We are part of New Family Social’s annual campaign to encourage more LGBT+ people to consider adoption and fostering. The campaign brings together 70 adoption and fostering agencies across the UK including Adopt South West
LGBT+ Adoption & Fostering Week 2022 returns on 7 March 2022 – for its tenth year.
The campaign – which encourages more LGBT+ people to consider both routes to parenting and caring – started in 2012. LGBT+ adopters and foster carers created the campaign to raise awareness and drive change, following statistics showing that one in 31 adoptions in England were to same sex couples. In 2021 the figure stood at 1 in six.
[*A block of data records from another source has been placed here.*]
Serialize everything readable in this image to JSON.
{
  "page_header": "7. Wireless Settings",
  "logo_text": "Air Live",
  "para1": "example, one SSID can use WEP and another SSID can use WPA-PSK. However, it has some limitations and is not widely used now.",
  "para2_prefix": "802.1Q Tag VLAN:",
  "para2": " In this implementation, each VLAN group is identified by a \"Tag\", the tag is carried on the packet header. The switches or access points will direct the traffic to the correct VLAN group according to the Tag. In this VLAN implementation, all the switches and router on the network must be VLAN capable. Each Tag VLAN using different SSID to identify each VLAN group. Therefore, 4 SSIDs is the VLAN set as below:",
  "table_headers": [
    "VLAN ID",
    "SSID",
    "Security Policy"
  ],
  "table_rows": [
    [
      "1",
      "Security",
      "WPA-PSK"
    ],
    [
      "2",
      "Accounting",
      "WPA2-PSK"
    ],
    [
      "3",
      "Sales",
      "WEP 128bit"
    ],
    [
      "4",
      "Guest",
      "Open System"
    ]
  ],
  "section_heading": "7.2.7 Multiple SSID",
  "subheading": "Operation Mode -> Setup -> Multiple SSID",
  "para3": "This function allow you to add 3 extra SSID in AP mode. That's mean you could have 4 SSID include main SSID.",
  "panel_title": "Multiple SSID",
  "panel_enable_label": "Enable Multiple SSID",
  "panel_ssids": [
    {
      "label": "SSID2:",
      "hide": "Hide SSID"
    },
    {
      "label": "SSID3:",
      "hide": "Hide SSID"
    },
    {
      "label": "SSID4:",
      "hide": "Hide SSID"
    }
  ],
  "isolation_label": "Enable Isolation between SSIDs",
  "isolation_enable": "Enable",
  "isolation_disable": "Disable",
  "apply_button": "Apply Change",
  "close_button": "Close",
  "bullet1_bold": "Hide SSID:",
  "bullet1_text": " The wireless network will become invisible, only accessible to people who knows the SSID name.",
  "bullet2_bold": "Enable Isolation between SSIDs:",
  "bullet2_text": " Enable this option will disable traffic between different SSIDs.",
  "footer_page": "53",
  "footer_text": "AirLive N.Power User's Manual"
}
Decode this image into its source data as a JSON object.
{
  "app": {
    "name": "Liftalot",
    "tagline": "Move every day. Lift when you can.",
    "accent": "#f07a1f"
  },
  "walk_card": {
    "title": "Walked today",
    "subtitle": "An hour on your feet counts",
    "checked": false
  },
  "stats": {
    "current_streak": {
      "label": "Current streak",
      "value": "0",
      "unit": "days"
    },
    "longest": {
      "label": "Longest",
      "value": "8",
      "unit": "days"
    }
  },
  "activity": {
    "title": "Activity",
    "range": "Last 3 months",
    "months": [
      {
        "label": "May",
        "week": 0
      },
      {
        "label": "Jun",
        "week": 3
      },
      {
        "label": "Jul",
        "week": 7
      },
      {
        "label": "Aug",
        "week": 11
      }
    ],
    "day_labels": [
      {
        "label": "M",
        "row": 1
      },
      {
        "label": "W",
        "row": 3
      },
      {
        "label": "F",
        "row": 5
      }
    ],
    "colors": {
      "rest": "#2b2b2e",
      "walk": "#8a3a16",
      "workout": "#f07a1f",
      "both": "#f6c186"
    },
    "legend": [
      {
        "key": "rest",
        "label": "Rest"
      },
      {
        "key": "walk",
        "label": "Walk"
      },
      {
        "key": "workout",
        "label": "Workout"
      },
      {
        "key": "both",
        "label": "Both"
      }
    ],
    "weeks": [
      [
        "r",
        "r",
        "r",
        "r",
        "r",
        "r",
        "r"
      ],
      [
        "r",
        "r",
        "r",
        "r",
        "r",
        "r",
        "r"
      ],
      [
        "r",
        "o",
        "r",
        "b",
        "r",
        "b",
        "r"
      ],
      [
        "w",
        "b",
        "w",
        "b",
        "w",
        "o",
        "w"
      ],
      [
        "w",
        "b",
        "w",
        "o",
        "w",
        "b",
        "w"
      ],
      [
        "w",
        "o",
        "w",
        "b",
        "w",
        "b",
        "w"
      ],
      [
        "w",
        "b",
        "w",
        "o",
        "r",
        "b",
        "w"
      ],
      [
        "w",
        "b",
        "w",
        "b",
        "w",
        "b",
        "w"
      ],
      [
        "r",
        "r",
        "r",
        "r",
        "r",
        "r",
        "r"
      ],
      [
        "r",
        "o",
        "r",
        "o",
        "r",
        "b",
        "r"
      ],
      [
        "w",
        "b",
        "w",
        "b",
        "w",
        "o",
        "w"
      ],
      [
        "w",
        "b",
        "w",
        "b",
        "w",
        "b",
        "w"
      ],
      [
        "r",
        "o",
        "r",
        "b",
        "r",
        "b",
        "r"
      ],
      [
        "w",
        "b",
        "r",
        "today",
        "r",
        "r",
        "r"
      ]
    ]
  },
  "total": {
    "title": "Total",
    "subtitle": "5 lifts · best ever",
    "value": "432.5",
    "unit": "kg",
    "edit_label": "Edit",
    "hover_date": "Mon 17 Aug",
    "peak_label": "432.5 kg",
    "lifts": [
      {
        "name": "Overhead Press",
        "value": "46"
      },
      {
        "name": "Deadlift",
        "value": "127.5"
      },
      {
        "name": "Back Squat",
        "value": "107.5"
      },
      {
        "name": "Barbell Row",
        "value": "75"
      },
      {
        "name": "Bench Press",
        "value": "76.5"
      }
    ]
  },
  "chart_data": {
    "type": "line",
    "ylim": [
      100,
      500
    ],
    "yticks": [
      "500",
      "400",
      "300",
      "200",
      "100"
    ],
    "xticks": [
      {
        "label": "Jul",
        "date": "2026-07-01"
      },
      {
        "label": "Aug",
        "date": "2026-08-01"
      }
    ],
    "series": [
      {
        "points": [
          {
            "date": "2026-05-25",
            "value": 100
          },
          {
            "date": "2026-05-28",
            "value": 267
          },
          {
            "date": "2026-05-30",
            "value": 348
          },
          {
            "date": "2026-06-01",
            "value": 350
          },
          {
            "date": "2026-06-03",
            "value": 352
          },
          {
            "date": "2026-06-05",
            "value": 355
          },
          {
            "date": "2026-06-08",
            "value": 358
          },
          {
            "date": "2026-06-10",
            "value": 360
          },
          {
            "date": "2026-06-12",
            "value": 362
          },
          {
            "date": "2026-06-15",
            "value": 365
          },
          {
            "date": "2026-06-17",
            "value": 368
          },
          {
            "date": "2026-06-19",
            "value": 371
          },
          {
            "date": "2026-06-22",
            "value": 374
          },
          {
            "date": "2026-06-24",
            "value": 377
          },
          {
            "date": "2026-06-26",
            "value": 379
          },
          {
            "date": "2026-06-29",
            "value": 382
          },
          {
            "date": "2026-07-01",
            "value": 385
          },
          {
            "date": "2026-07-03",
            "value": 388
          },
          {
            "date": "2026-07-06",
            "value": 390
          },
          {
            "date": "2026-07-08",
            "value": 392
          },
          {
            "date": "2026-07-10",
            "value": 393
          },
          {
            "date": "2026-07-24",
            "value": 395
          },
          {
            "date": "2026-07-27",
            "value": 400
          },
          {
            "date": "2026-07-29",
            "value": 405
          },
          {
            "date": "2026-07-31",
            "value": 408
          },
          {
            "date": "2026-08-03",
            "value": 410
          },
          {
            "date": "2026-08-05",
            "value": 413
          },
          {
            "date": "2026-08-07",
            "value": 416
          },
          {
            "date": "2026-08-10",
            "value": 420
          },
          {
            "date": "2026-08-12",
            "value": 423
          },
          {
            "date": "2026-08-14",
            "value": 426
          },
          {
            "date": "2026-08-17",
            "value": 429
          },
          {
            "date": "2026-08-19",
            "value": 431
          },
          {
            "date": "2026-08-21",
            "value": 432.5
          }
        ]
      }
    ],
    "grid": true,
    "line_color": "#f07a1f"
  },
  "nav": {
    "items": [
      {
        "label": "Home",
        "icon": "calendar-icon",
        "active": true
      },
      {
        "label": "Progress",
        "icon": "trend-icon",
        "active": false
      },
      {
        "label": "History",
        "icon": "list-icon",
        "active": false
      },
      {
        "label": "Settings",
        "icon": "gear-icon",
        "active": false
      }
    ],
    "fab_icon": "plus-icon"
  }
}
#BeTheChange – the theme for 2022 – asks LGBT+ people to think about the range of vulnerable children they could parent or care for.
Each day will focus on sharing stories from LGBT+ adopters and foster carers already being the change for some of the country’s most vulnerable children.
Kath Drescher, Head of Adopt South West, said:
“We welcome LGBT+ adopters in the South West. Research tells us that children thrive in LGBT+ families and at Adopt South West we have some great LGBT+ parents, and with great parents come great families for our children.
“There are children all across our region looking for loving homes and many are primary school age children, or brothers and sisters. No matter their background, all they need is their forever family to change their life.
“We want children who haven’t had an equal start in life to have an equal chance in life. Love, time and commitment to a child are three of the most important attributes you can have to adopt a child.
If you’ve been thinking about adopting, on your own, or with your partner, then we’d love to hear from you and look forward to welcoming more people into our Adopt South West family.”
Here are some questions from LGBT+ people about adoption that we’ve answered:
- Q: I am gay and single. Do I need to be in a long-term relationship to be able to adopt?
- A: No, you can adopt as a single person. Adopt South West will ask about your support network. Where people are in a relationship, it needs to be an ‘established’ relationship, which tends to mean longer than two years.
- Q: My wife and I have just registered our interest in adoption with our local adoption agency, Adopt South West, but we wondered how many LGBT+ adoptions there are each year and if we might wait longer to be matched than a heterosexual couple?
- A: About 1 in 5 adoptions in England are to LGBT+ people, and this is mirrored at Adopt South West, so you’re in good company! The amount of time you wait to be matched will depend on the type of child/ren you’re looking for. Talk to other adopters to get a better idea of what you could/couldn’t cope with.
- Q: Is the adoption process longer for LGBT+ adopters?
- A: No. Some LGBT+ people fear discrimination when first starting their journey but they are delighted to find that they are welcomed with open arms.
- Q: I’m gender queer. Can I adopt?
- A: Yes you can. People who have examined their own identity and gone through the process of coming out can make awesome adopters because we have empathy with an adopted child’s sense of feeling different.
- Q: I’m bisexual and in a male/female relationship, should I pretend to be straight during the assessment process?
- A: Adoption assessment is best if you feel able to present your real self. Adoption agencies will want to know the real you to fully understand your strengths and vulnerabilities and find the right child for you.
- Q: We’re a lesbian couple. We have been told we need to think about finding men who will be male role models for child/ren
- A: Children need positive diverse role models. Ideally your support network would include a wide range of people including people of all genders. Explain to the assessing social worker about the people that are important to you and what they will bring to your child’s life.
- Q: I’m asexual in long term happy relationship. We’re pretty sure we are going to face discrimination if we apply to adopt. Should we just leave it?
- A: Definitely not. Awareness of asexuality is growing. Adopted children need loving, happy homes and it sounds like you could provide that. Adopt South West will welcome you and assess you fairly. Your asexuality is an important part of who you are so you shouldn’t feel like you have to hide it.
- Q: I would like to adopt brothers and sisters. Is this possible?
- A: Yes absolutely! Siblings can wait longer to be matched to an adoptive family. There are both joys and complexities to adopting siblings and there a podcast all about it (search “Adoption, Fostering & Tea” on any podcast provider).
- Q: What organisations support LGBT+ adoptions and are there any peer support groups?
- A: New Family Social is a network of thousands of LGBT+ adopters and foster carers. They are really friendly and we can help you navigate the process. Or go to the You Can Adopt website that has links to all adoption agencies across England.
If you are considering adopting a child, please do contact our friendly Adopt South West team and you can find out more
- Are you ready to adopt? Find out now by using our Ready to Adopt online checker to learn more about who can adopt and when the time might be right for you.
- You can join an online adoption information event in April
- Call 0345 155 1076 or email email@example.com
LGBT+ people can also find out more about their fostering and adoption options at on the New Family Social website.